About 60,000 Syrian Kurds fled into Turkey in the space of 24 hours, a deputy prime minister said on Saturday, as Islamic State militants seized dozens of villages close to the border.
Turkey opened a stretch of the frontier on Friday after Kurdish civilians fled their homes, fearing an imminent attack on the border town of Ayn al-Arab, also known as Kobani. A Kurdish commander on the ground said Islamic State had advanced to within 15 km (9 miles) of the town.
Local Kurds said they feared a massacre in Kobani, whose strategic location has been blocking the radical Sunni Muslim militants from consolidating their gains across northern Syria.
The United States has said it is prepared to carry out airstrikes in Syria to stop the advances of Islamic State, which has also seized tracts of territory in neighboring Iraq and has proclaimed a caliphate in the heart of the Middle East.
U.S. forces have bombed the group in Iraq at the request of the government, but it is unclear when or where any military action might take place in Syria, whose president, Bashar al-Assad, Washington says is no longer legitimate.
Lokman Isa, a 34-year-old farmer, said he had fled with his family and about 30 other families after heavily armed Islamic State militants entered his village of Celebi.
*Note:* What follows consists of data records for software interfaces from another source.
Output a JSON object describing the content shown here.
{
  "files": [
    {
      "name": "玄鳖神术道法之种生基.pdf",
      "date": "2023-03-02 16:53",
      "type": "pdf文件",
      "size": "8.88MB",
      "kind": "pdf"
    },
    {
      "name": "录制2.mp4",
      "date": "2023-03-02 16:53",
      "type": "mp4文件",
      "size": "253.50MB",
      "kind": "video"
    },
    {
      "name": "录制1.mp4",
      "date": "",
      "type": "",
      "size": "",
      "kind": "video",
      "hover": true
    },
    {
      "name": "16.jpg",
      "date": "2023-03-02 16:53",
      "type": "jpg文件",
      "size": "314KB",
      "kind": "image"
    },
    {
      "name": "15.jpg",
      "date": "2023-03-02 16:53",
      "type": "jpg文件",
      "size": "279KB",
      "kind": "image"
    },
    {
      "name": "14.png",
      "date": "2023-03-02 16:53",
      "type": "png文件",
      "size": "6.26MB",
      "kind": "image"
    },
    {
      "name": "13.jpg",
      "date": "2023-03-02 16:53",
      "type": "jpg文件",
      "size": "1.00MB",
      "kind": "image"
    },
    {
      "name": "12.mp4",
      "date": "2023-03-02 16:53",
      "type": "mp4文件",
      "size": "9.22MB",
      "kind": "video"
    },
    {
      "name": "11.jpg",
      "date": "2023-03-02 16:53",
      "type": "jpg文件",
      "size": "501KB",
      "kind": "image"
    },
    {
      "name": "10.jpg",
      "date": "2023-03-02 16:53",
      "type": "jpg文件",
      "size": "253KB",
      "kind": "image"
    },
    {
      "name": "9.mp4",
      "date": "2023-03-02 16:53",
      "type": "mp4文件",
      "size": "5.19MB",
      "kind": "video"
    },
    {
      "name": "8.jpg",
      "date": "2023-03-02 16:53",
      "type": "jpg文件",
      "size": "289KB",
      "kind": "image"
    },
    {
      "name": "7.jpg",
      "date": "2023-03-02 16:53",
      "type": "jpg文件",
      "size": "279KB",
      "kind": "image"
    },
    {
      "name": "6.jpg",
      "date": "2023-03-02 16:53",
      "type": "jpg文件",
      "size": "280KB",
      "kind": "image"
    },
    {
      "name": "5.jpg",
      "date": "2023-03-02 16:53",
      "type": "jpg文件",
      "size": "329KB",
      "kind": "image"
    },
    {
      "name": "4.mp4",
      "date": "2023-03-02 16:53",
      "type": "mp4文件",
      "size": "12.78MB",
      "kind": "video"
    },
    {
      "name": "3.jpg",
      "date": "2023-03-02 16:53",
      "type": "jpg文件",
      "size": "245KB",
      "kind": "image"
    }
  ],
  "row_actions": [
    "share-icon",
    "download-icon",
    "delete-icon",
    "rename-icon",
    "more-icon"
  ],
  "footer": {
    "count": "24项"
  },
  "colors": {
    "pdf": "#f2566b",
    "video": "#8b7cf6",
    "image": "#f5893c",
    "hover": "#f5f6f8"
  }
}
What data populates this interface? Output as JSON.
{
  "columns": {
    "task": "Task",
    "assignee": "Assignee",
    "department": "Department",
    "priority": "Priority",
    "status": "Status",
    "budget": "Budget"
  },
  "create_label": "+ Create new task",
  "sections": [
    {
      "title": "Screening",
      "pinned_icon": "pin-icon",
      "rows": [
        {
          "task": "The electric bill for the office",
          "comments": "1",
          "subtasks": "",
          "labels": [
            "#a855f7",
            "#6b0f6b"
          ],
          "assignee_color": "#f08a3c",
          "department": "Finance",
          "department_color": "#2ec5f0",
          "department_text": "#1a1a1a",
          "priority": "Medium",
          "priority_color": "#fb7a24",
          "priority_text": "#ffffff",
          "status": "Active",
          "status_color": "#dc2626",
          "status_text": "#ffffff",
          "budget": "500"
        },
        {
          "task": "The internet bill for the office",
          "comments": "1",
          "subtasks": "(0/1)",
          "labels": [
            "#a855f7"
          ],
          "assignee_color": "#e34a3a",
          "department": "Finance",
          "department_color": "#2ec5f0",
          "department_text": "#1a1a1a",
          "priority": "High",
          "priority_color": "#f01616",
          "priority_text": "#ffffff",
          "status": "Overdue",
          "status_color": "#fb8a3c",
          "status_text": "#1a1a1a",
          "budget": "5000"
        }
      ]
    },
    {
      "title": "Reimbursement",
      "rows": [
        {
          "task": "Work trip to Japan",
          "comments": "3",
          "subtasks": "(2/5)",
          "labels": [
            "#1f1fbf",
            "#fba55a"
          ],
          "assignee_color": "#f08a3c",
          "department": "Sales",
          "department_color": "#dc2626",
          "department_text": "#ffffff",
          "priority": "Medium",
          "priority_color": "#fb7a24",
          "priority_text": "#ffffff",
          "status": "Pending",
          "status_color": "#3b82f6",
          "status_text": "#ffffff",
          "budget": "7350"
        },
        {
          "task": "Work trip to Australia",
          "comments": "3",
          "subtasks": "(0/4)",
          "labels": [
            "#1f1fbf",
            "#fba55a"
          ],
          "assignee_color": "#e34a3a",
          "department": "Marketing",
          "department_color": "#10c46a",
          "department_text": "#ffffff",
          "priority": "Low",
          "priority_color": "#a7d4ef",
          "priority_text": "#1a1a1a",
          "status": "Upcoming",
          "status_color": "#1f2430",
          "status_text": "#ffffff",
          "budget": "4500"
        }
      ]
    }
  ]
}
He said the Kurdish forces battling them had only light weapons.